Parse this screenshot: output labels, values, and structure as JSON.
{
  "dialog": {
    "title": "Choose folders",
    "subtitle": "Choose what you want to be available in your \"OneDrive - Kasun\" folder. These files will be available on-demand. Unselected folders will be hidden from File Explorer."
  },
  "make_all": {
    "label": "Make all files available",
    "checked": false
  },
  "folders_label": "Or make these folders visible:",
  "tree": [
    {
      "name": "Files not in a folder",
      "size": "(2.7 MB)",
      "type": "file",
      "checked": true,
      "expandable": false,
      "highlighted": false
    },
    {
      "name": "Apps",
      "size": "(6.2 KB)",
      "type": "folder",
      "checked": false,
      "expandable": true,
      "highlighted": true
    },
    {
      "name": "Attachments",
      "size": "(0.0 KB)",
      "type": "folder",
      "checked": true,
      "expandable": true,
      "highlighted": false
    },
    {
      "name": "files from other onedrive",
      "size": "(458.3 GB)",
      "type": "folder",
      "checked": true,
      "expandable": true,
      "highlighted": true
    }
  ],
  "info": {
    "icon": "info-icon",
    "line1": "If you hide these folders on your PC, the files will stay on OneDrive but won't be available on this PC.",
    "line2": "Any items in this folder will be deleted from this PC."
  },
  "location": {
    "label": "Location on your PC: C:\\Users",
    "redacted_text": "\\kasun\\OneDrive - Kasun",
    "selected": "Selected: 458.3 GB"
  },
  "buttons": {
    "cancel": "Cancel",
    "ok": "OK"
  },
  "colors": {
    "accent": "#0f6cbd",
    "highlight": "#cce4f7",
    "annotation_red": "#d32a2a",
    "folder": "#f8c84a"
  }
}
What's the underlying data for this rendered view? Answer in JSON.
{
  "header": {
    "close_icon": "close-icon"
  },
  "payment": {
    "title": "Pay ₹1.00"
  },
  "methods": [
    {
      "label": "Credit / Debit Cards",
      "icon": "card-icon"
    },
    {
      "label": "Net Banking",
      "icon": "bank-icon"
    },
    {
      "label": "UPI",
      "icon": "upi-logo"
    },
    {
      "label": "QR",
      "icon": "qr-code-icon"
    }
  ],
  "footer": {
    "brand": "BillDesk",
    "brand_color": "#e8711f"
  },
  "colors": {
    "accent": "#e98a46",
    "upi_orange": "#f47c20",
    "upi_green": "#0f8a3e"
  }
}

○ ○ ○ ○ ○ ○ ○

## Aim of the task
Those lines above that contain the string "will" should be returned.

## Problem solution
    "subtitle": "Choose what you want to be available in your \"OneDrive - Kasun\" folder. These files will be available on-demand. Unselected folders will be hidden from File Explorer."
    "line1": "If you hide these folders on your PC, the files will stay on OneDrive but won't be available on this PC.",
    "line2": "Any items in this folder will be deleted from this PC."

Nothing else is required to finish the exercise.